*** The data Section Begins ***

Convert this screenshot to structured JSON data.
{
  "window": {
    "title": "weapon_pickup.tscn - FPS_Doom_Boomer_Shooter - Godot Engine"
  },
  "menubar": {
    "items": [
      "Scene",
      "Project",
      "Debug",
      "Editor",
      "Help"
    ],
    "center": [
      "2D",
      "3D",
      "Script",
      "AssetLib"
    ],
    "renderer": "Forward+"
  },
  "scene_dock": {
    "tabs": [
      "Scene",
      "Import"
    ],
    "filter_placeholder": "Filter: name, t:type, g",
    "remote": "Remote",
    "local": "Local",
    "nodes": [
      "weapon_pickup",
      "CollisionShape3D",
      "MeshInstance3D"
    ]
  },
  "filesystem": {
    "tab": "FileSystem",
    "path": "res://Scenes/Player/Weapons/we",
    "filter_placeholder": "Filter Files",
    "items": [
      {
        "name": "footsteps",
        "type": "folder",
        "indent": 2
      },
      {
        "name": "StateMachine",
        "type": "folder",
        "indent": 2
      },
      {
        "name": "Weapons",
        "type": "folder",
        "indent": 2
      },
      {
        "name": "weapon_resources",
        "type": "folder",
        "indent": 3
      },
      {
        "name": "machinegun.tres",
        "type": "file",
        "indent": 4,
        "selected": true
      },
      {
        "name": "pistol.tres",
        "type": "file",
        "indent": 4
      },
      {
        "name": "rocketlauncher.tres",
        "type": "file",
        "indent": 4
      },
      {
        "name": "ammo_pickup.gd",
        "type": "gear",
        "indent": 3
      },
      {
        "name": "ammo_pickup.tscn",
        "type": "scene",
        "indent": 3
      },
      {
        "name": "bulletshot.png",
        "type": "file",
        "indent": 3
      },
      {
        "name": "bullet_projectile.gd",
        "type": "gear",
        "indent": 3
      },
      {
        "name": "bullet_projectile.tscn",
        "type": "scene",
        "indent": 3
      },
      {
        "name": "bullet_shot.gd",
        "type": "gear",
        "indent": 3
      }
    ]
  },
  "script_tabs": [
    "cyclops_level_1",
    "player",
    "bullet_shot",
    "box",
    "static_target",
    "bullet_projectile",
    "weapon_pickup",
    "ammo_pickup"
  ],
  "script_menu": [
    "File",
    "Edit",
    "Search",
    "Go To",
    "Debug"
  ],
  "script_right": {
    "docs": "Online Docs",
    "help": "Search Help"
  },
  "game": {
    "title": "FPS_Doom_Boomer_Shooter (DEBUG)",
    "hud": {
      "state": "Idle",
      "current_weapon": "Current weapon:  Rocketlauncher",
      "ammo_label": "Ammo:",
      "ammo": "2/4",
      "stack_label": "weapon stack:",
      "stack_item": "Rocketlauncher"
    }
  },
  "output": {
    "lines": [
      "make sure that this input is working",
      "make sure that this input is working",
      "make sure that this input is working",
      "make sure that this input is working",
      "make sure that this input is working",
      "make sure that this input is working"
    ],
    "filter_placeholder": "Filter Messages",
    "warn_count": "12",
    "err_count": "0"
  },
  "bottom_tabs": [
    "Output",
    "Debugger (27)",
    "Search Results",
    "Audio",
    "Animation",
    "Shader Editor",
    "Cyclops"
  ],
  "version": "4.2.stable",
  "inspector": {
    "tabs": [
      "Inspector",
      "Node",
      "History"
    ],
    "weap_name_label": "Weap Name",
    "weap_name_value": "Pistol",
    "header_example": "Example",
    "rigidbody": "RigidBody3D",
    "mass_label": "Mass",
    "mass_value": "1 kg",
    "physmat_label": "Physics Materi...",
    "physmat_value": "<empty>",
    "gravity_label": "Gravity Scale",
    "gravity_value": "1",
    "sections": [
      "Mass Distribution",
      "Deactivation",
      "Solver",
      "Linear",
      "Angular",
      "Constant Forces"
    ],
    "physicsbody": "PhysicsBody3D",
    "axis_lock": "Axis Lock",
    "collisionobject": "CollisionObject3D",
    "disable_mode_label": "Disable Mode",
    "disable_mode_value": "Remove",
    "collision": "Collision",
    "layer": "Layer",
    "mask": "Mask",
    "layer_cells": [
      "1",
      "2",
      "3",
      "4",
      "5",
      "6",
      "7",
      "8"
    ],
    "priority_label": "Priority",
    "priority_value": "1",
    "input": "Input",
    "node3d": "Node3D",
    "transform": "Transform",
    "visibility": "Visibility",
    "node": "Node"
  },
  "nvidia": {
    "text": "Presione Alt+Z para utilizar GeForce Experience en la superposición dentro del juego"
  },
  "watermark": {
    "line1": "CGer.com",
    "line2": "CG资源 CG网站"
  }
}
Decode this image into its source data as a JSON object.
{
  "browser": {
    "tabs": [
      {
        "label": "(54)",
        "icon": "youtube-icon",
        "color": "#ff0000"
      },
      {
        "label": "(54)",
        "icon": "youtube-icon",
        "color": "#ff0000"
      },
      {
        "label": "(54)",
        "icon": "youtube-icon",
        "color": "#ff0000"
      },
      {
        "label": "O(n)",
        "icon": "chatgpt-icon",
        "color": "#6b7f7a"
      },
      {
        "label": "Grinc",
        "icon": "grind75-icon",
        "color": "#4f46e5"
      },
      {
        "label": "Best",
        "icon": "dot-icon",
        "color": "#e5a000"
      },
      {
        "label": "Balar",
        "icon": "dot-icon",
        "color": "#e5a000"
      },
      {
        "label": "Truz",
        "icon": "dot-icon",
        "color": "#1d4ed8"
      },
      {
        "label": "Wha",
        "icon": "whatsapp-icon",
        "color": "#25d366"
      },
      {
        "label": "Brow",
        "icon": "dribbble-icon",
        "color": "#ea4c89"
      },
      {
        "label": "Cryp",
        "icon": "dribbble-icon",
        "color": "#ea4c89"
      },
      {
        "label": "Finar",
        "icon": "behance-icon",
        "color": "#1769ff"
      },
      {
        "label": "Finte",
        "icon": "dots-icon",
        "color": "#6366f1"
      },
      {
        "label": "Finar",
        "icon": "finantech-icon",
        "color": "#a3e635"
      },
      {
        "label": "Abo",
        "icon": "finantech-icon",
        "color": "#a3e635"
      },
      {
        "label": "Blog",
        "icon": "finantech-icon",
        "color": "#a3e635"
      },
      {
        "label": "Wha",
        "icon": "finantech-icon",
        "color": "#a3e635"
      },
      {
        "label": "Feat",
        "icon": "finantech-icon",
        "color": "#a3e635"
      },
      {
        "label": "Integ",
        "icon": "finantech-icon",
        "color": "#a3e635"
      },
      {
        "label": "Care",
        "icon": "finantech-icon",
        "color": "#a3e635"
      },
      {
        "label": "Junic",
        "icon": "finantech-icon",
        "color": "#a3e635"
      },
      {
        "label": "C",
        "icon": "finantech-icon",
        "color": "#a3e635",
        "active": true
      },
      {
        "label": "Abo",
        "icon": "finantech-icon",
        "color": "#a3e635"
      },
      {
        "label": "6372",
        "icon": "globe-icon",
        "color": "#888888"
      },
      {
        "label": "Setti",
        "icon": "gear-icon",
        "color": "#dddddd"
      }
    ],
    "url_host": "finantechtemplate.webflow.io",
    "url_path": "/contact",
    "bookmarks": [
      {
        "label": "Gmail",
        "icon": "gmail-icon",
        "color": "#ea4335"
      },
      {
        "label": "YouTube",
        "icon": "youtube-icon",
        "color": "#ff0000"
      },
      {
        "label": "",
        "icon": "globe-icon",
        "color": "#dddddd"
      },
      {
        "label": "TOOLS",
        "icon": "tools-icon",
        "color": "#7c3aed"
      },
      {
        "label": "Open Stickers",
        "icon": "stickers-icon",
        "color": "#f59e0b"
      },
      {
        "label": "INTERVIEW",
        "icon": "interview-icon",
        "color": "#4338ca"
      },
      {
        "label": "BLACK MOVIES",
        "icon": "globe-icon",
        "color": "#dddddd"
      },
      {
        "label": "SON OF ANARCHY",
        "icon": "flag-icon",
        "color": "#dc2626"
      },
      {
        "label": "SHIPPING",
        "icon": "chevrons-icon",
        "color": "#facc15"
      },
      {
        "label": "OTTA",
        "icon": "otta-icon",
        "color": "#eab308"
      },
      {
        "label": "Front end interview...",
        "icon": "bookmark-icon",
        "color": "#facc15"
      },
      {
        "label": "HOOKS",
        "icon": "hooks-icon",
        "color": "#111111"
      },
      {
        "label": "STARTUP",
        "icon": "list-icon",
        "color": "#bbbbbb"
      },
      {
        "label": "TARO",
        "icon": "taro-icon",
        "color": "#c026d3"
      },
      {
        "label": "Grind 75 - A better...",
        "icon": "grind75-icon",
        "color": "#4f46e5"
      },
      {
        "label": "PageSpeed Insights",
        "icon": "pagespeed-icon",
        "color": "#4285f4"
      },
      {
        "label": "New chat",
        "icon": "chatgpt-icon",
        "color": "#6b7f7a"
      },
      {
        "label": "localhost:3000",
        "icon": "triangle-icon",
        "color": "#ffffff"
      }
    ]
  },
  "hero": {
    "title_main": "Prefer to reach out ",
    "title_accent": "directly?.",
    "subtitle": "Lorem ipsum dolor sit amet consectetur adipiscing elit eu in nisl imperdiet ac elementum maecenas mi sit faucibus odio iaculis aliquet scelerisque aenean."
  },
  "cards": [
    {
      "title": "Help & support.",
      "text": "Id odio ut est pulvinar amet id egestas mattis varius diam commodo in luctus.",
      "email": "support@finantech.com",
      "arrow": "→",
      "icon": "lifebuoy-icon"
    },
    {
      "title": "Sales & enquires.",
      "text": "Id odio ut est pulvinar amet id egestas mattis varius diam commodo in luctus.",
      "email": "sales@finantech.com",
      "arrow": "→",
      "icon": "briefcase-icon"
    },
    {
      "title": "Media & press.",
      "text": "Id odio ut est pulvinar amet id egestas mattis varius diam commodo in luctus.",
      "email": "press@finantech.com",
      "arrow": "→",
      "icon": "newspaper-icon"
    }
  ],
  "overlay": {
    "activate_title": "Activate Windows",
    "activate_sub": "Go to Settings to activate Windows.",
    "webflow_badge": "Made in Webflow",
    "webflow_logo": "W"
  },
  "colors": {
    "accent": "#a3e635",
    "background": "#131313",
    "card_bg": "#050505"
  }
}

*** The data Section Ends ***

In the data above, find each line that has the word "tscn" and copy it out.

Finished task:
    "title": "weapon_pickup.tscn - FPS_Doom_Boomer_Shooter - Godot Engine"
        "name": "ammo_pickup.tscn",
        "name": "bullet_projectile.tscn",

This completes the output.